For me personally, ‘conduct’ looked like a few different things. This is where I started to write those core-belief lists, where I started to engage in therapy for the first time (I will talk about this soon) and when I started to wake up every day choosing to engage in this battle and fight back for my life.
This wasn’t easy. I couldn’t tell you how many times I just wanted to quit and go back to my old ways, how many times I would be sitting there tempted to just run away again and hurt myself. I had to start using all of these urges as decision points to engage and put into practice the things I had to do to fight. I had to allow the people around me to support me, and I had to learn to trust that they wouldn’t leave me if I told them the reality of what was going on for me. This meant actually having to reach out when things first came up and not waiting to hit tipping point before I called.
The people around me were incredible.
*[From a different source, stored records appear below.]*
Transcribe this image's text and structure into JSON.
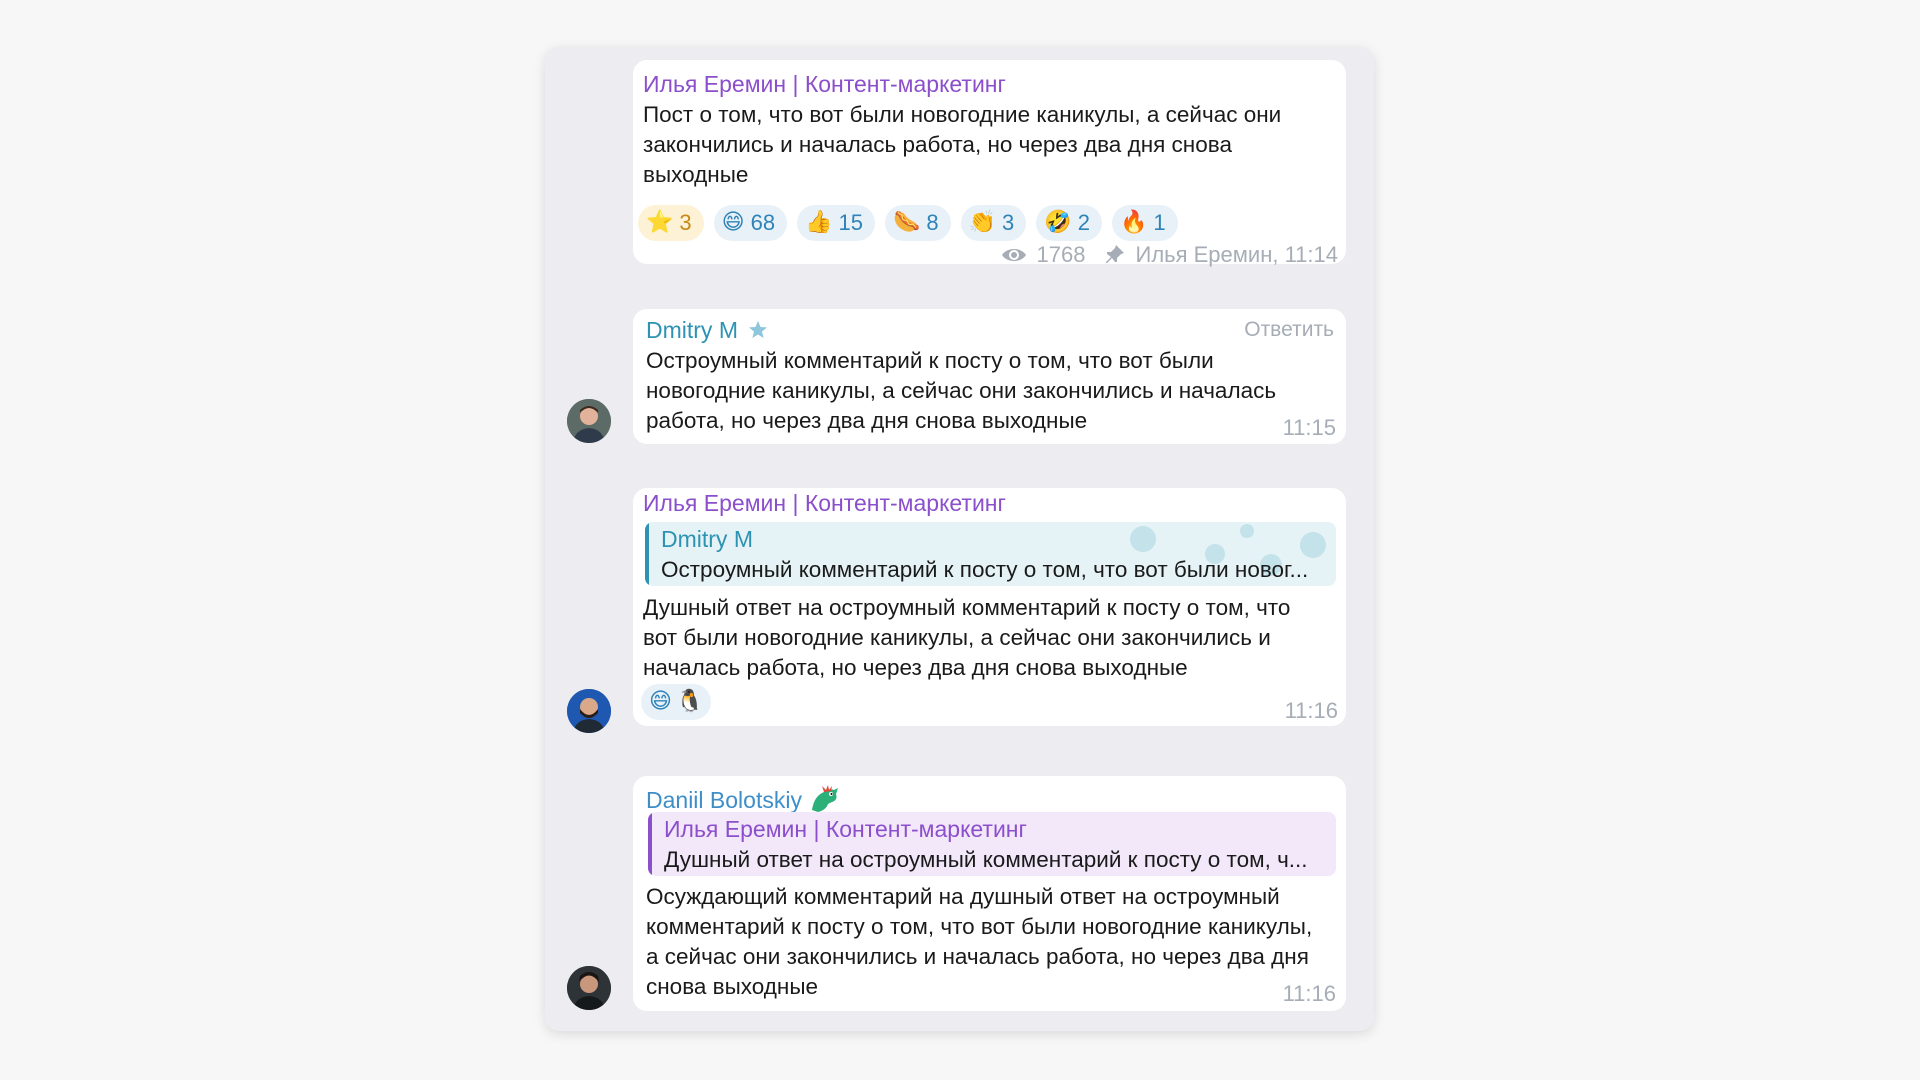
{
  "messages": [
    {
      "author": "Илья Еремин | Контент-маркетинг",
      "text": "Пост о том, что вот были новогодние каникулы, а сейчас они\nзакончились и началась работа, но через два дня снова\nвыходные",
      "reactions": [
        {
          "emoji": "⭐",
          "count": "3"
        },
        {
          "emoji": "😄",
          "count": "68"
        },
        {
          "emoji": "👍",
          "count": "15"
        },
        {
          "emoji": "🌭",
          "count": "8"
        },
        {
          "emoji": "👏",
          "count": "3"
        },
        {
          "emoji": "🤣",
          "count": "2"
        },
        {
          "emoji": "🔥",
          "count": "1"
        }
      ],
      "views": "1768",
      "signature": "Илья Еремин, 11:14"
    },
    {
      "author": "Dmitry M",
      "reply_link": "Ответить",
      "text": "Остроумный комментарий к посту о том, что вот были\nновогодние каникулы, а сейчас они закончились и началась\nработа, но через два дня снова выходные",
      "time": "11:15"
    },
    {
      "author": "Илья Еремин | Контент-маркетинг",
      "quote_author": "Dmitry M",
      "quote_text": "Остроумный комментарий к посту о том, что вот были новог...",
      "text": "Душный ответ на остроумный комментарий к посту о том, что\nвот были новогодние каникулы, а сейчас они закончились и\nначалась работа, но через два дня снова выходные",
      "reactions": [
        {
          "emoji": "😄"
        },
        {
          "emoji": "🐧"
        }
      ],
      "time": "11:16"
    },
    {
      "author": "Daniil Bolotskiy",
      "quote_author": "Илья Еремин | Контент-маркетинг",
      "quote_text": "Душный ответ на остроумный комментарий к посту о том, ч...",
      "text": "Осуждающий комментарий на душный ответ на остроумный\nкомментарий к посту о том, что вот были новогодние каникулы,\nа сейчас они закончились и началась работа, но через два дня\nснова выходные",
      "time": "11:16"
    }
  ],
  "colors": {
    "channel_name": "#8c4fcc",
    "dmitry_name": "#2e93b3",
    "daniil_name": "#3d8ec9",
    "meta_gray": "#a6adb6",
    "panel_bg": "#edecf1"
  },
  "icons": [
    "eye-icon",
    "pin-icon",
    "star-badge-icon",
    "dragon-emoji-icon"
  ]
}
They supported me with a lot of tough love (the kind of love that would say ‘OK, Jazz, I’m so glad you reached out — it’s horrible that you are feeling this way, but you know what you need to do to get yourself out of this’). This is important, because once they knew that I had been learning to fight, they knew that I could get through this, and they empowered me to do so. They didn’t dive in and save me every time; instead, they encouraged me to do the work and to put in place the things I knew I needed to. There were times when they would just embrace me, but a lot of the time they challenged me, not giving me the answers but instead making me find the answers with them walking by my side.
This phase of the battle is vital for the final phase, which is the breakthrough phase.
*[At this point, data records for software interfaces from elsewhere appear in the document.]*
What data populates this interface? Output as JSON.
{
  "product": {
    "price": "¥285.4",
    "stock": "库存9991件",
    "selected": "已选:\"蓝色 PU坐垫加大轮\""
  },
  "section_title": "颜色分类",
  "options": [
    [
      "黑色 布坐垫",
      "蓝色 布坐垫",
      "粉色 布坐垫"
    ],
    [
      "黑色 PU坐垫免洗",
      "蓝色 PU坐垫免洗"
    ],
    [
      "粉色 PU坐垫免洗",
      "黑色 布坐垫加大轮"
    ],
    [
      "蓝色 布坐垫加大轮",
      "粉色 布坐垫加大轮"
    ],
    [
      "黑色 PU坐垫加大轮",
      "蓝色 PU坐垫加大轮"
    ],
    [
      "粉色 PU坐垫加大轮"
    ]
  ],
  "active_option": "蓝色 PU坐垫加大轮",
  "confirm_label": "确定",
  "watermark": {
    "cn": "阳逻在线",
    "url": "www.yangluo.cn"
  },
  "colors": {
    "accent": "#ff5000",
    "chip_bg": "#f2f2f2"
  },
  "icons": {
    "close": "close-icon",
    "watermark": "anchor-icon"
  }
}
3. Breakthrough — this phase occurs when the attacking force breaks or penetrates their opponent’s defensive line, and rapidly exploits that gap.
Once you have gathered the intelligence, engaged in the conduct and begun to action your fight, this is when the breakthrough can occur. Retraining your brain to believe that you are worth it may seem like only repetitive words that don’t mean a lot for a while, but eventually it will become truth and one day you will wake up and believe it as fact; it will become a new belief. This isn’t something that happens overnight, but with consistency and reworking your brain patterns you will start to see the difference.
I remember a key moment when I realised that my beliefs were changing; it was a very small but significant thing. I was at church one morning, and Wayne and Libby had been packing stuff out after the service. I was standing in the corridor backstage about to leave and Wayne and Libby both walked past me (they were in work mode!). Usually my mind would have freaked out at that point and I would have wondered what I did wrong and why they didn’t say goodbye — but this time I didn’t. This time I felt fully secure that they were just busy, and them not saying bye had absolutely nothing to do with my worth or their love for me. The months of hard work and core-belief contradiction writing had started to really pay off. I no longer second-guessed my worth based on their response, because I knew for a fact that they loved me.
Engaging in a battle is hard, because often we want to be able to jump straight through to the breakthrough phase. We want to just start living without this illness. But the reality is that it is a process — a process that can feel impossible (trust me, I know how that feels!). I could not tell you how many times I thought to myself that there was no point in trying to change things, or how many times I have heard other people say it. But it is so important that we learn how to engage in this battle for our freedom, despite everything in our life that tells us otherwise — because once we gear up and begin to really fight, change may be closer than we think.